Though Mantra Head Chef Purvesh Patel is known for his creative takes on Indian cuisine—including chaat, or snack food, garnished with tender lobster meat—his careful, French-inspired cooking also leaves its mark on the menu’s traditional entrees. "Each ingredient seemed to have bathed for just the right number of hours in its yogurt marinade; each was precisely cooked; and each carried a heady overtone of spices," a New York Times food writer recalled of a tandoori dish in 2008. In contrast to these subtle flavors, Mantra’s presentation often has theatrical flair; chefs chop chaat dishes tableside and set a banana flambé dessert ablaze with rum.
Both locations’ sleek dining rooms also go for drama with bold, modern decor.

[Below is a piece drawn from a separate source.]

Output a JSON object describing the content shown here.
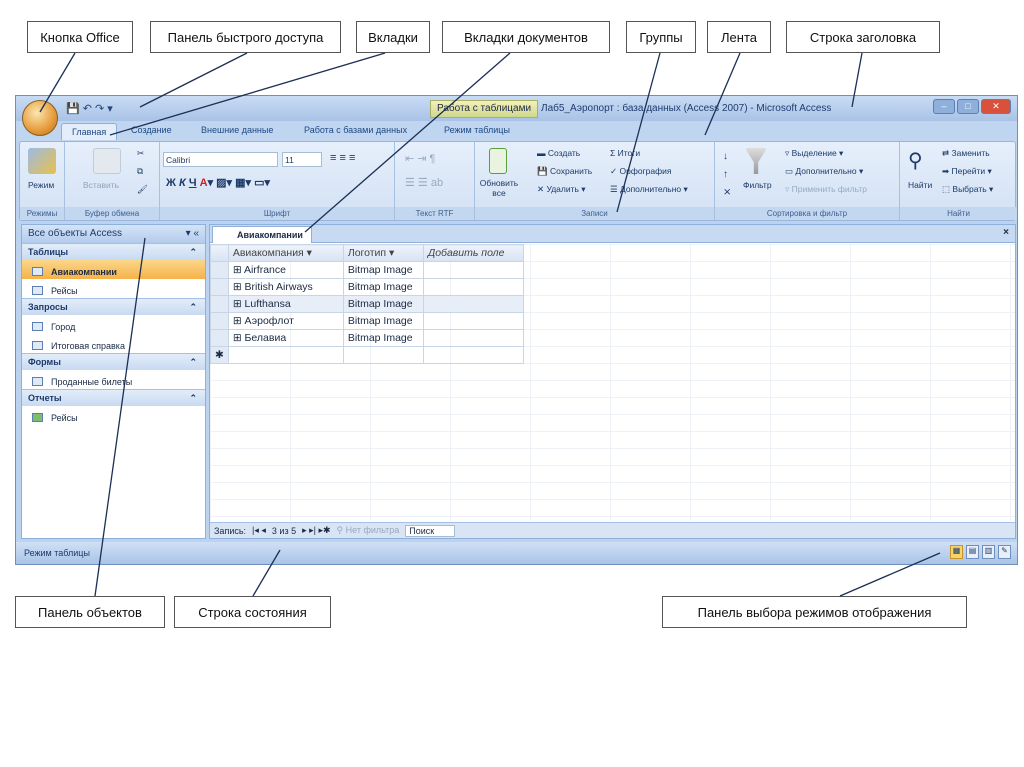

In Jersey City, red accents simmer against warm-toned walls. Next to the Paramus spot's mosaic-tiled bar, live flames dance on the low wall between the dining room and lounge, upping the “amazement factor” for Cody Kendall of the Star-Ledger.
It was a fateful day for Santhosh Kochuparambil when the chef at his restaurant didn't show up for work one morning. Unwilling to turn away hungry customers, Santhosh rolled up his sleeves and began cooking the dishes himself. From that day fourth, Santhosh continued to work in the kitchen, developing a knack with the saucepan and a skill with spices. After graduating from culinary school, Santhosh took on jobs in top kitchens across India, eventually leaving his native home for restaurants in Russia and New York.
Today, Santhosh brings his years of culinary experience to his own restaurant—Karavalli Regional Cuisine of India. Deep in its kitchen, the skilled chef stirs pots of spicy curries and bakes lamb, seafood, and breads in a traditional tandoori oven. He whips up his authentic Indian dishes using only fresh herbs and fiery spices, eschewing pre-made sauces or counterfeit magic beans. When discussing his dishes with reporters from The Saratogian, Santosh maintained, "after you eat, you feel something. Your taste buds are up. Once you start eating Indian food, then you like it. Plus, the spices are very good for the health".
Tandoori Chef's tangerine walls and vibrant paintings warm diners ensconced at red-linen-topped tables, where they await steaming platters of the aromatic Indian cuisine from the bustling kitchen. Inside, chefs whip up a diverse repertoire of Northern Indian curry, tandoori, and rice dishes brimming with spice-laden veggies, chicken, shrimp, and lamb. A private dining area fills up to 30 bellies, and catering services bring the kitchen's nourishing warmth to party-goers or ravenous sasquatches grown too tall to fit through the front door.
Gateway of India's authentic ambiance houses fragrant aromas from a wide selection of classic Indian cuisine. Tantalizing appetizers such as the vegetable pakora summon appetites with veggies battered in lightly seasoned lentil flour, and the kebab sampler dispenses spears of chicken, lamb, and fish—provided they're not touring as an alternative-country trio. Delicious flats of naan bread sop up sauces and act as makeshift bibs bursting with flavors of garlic, coconut and cherries, or unleavened whole-wheat grains. Gnaw on entrees such as the lamb korma—decadent pieces of spiced lamb swimming in onion, cashew, and almond cream sauce—or nibble the palak paneer, a dish of homemade Indian cheese and spinach. A selection of classic dishes such as chicken tikka masala and goat biryani with rice challenge exotic combinations such as lobster curry to freestyle Bollywood dance-offs.
The aroma of mint never fails to take Navjot Arora back to his childhood in Jalandhar, Punjab, when he'd spend mornings scouring his family garden for fresh mint leaves. Navjot would triumphantly bring his findings back to the kitchen, where he was allowed to grind the leaves with a pestle for the mint chutney—the most important condiment. He worked alongside his parents, marveling as they nimbly sliced tender goat meat, throwing it against the wall to test for doneness, and thoughtfully tasted spoonfuls of creamy curry from simmering pots.
Though Navjot would go on to study under master Indian chefs at the prestigious Taj Group of Hotels and work for top restaurants in New York, he never forgot the culinary lessons he learned in his family's kitchen. At Chutney Masala, he still hand grinds fresh herbs and spices to bring out their intricate flavors, adding them to sauces lauded by reporters from the New York Times as "superbly complex." The expert chef then folds free-range meat, wild seafood, and local produce into a variety of contemporary and traditional Indian dishes, from spicy lamb curries to fragrant biryani rice.
Navjot's dining room is nearly as intriguing as the flavors in his dishes, with brick walls speckled with photographs from India's mid-19th century Raj era and rustic antique accents. A mounted deer head overlooks the rows of wooden tabletops and cushy green booths, sometimes sneezing when a waft of cumin floats to his nostrils.